— Records to process —

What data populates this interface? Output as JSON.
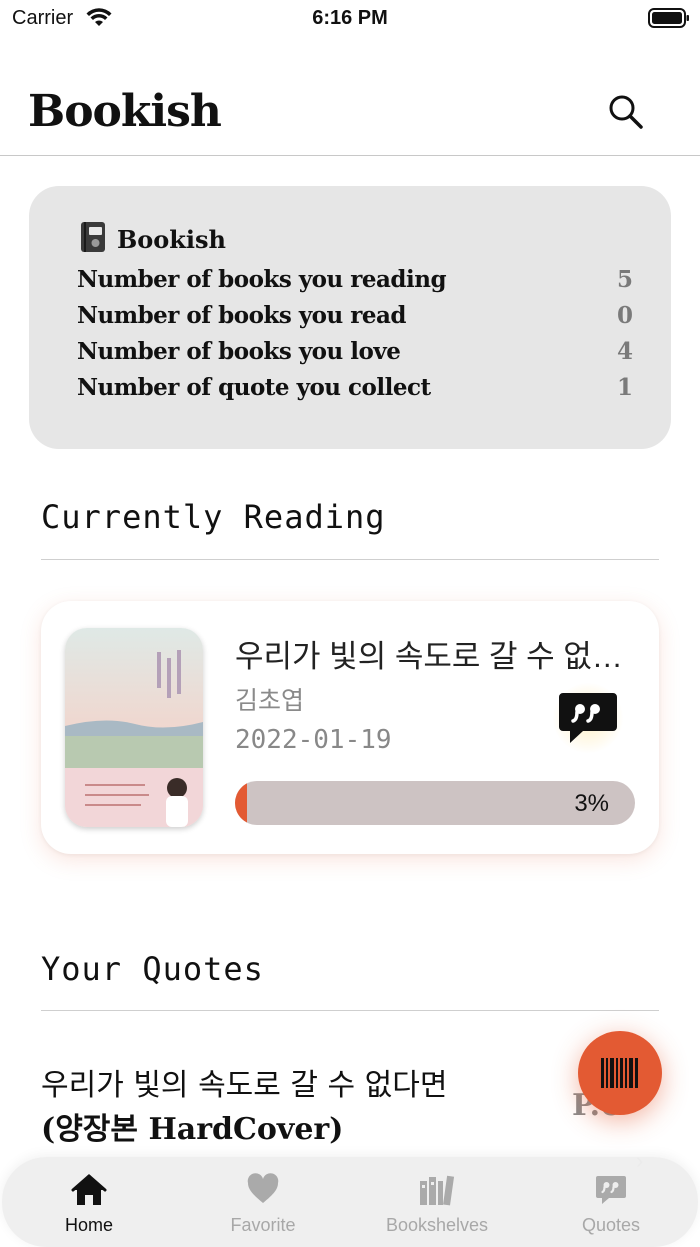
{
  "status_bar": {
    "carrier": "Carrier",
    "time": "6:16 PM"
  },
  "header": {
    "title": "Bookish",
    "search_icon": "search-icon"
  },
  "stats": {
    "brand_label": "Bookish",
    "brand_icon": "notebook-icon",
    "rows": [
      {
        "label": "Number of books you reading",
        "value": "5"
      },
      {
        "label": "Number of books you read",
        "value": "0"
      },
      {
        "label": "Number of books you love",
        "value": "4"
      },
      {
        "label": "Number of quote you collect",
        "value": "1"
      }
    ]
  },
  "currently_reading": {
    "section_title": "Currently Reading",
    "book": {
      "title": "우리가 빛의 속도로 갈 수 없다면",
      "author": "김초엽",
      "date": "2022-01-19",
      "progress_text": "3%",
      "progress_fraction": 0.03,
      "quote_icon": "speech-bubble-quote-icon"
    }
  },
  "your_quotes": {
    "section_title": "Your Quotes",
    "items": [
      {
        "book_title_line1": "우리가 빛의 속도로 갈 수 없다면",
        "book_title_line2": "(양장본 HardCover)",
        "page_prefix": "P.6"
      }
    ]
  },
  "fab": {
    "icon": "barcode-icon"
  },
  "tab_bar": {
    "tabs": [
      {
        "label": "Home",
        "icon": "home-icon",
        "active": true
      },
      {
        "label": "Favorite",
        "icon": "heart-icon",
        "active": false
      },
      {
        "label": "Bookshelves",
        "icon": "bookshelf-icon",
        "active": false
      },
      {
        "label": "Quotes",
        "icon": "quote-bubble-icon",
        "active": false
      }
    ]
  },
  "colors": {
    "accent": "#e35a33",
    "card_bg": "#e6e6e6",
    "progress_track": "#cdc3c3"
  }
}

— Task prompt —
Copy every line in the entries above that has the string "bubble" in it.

— Written reply —
      "quote_icon": "speech-bubble-quote-icon"
        "icon": "quote-bubble-icon",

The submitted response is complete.